military enlistment ceremony

U.S. Army Corps of Engineers/Brooks Hubbard

Journal Article - International Studies Quarterly

Why They Fight: How Perceived Motivations for Military Service Shape Support for the Use of Force

What shapes public support for military missions? Existing scholarship points to, on the one hand, individuals' affiliations and predispositions (such as political partisanship and gender), and, on the other hand, factors that shape a rational cost–benefit analysis (notably, mission objectives, the prospects for victory, and the magnitude and distribution of costs). The authors argue that public opinion is also shaped by beliefs about why soldiers voluntarily enlist. This article has implications for debates on the determinants of public support for military missions and the relationship between military service and citizenship in democracies.

U.S. Defense Secretary Mark Esper and Chairman of the Joint Chiefs of Staff Mark A. Milley

DoD/Army Sgt. 1st Class Chuck Burden

Journal Article - Perspectives on Politics

No Right to Be Wrong: What Americans Think about Civil-Military Relations

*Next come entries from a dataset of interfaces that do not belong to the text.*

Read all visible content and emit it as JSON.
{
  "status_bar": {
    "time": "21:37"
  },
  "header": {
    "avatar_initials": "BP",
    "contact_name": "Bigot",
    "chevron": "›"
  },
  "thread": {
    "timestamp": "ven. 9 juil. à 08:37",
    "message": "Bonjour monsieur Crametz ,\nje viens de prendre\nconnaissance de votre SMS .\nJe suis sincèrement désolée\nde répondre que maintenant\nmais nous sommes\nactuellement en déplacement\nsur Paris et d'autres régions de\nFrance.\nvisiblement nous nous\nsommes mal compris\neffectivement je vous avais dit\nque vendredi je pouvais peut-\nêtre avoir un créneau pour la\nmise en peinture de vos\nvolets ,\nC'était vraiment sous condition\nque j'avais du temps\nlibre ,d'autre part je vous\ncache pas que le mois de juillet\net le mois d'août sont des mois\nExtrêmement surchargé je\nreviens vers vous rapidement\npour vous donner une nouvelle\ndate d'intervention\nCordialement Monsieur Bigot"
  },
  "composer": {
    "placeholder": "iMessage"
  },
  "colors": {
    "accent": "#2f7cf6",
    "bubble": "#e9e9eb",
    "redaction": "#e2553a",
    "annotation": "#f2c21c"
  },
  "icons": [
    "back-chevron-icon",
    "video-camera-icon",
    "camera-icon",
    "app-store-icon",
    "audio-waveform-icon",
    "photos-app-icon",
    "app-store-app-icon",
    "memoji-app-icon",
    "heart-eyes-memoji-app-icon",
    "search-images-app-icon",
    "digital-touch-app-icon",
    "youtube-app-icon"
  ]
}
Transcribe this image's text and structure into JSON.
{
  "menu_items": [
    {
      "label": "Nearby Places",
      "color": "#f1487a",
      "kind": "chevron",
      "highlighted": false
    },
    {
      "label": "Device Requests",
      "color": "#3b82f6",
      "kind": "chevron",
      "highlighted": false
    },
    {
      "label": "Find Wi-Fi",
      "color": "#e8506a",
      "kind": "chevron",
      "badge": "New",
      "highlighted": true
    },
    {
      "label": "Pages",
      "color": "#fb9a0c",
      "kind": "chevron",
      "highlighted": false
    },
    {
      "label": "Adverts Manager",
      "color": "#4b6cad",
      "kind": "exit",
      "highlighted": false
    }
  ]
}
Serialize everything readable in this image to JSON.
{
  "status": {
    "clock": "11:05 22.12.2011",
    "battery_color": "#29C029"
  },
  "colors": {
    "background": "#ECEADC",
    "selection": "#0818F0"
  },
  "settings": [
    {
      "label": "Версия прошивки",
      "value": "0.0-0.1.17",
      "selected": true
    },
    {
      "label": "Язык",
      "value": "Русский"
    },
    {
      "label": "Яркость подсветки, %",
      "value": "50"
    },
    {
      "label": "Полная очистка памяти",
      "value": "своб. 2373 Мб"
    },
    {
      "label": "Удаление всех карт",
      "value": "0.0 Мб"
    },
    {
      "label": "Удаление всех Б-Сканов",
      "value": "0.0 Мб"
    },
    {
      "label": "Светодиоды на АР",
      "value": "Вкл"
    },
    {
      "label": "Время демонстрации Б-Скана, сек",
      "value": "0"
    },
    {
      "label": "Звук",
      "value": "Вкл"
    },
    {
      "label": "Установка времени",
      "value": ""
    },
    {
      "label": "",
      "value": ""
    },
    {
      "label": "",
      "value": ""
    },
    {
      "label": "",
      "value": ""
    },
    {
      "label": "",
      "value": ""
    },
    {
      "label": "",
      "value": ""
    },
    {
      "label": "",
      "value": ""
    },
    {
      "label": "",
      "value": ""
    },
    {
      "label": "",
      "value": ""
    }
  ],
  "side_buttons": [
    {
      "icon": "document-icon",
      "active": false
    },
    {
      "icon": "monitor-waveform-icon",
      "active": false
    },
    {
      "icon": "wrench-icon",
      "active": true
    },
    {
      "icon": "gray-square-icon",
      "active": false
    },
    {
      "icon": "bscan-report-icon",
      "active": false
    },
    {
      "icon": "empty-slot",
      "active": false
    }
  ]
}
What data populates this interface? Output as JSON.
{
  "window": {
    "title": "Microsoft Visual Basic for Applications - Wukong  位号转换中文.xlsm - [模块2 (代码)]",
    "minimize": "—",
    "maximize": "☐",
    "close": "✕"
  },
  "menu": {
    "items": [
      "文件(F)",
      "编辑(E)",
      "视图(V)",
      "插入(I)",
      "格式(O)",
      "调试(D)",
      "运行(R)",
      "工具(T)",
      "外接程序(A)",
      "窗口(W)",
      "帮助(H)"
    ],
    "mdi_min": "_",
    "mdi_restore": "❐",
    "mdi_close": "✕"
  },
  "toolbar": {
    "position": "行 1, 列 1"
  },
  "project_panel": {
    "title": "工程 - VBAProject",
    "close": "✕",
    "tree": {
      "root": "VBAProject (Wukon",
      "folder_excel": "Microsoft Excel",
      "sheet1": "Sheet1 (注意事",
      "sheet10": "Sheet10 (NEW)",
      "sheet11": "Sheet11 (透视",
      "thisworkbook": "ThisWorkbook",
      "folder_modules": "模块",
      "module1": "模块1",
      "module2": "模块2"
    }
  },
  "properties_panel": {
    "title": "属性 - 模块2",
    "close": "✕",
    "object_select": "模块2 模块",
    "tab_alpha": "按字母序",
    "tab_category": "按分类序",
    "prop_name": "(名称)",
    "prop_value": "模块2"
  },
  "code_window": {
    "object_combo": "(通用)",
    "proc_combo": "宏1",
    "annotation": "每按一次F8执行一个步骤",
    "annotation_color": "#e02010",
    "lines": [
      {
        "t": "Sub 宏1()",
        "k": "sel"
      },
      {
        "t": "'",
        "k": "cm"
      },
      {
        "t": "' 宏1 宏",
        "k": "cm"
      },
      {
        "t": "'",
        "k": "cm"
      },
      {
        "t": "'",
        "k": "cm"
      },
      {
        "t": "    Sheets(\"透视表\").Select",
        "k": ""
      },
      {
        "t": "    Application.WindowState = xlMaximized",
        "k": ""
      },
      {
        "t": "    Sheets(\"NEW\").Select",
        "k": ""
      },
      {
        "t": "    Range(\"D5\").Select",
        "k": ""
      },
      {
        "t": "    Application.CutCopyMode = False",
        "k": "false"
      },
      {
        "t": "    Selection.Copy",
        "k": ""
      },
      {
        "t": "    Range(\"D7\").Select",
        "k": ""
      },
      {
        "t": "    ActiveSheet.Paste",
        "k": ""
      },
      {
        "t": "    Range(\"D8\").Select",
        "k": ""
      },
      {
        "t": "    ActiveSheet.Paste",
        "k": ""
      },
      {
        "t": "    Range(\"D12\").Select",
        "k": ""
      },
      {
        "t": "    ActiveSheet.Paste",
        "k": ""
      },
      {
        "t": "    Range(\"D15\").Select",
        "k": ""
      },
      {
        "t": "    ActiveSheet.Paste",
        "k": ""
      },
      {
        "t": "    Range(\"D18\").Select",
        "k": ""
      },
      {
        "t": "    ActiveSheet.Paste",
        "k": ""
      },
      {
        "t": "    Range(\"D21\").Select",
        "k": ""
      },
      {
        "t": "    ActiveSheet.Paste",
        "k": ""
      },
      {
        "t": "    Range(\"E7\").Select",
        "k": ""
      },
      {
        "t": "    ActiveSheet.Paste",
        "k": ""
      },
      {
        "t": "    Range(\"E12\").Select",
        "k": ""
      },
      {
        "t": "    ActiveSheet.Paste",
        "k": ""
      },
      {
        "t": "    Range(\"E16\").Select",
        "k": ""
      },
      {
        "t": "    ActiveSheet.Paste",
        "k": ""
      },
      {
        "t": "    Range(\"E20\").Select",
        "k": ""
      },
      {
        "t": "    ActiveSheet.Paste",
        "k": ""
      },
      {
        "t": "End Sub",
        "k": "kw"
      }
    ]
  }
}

An influential model of democratic civil-military relations insists that civilian politicians and officials, accountable to the public, have "the right to be wrong" about the use of force: they, not senior military officers, decide when force will be used and set military strategy. While polls have routinely asked about Americans' trust in the military, they have rarely probed deeply into Americans' views of civil-military relations.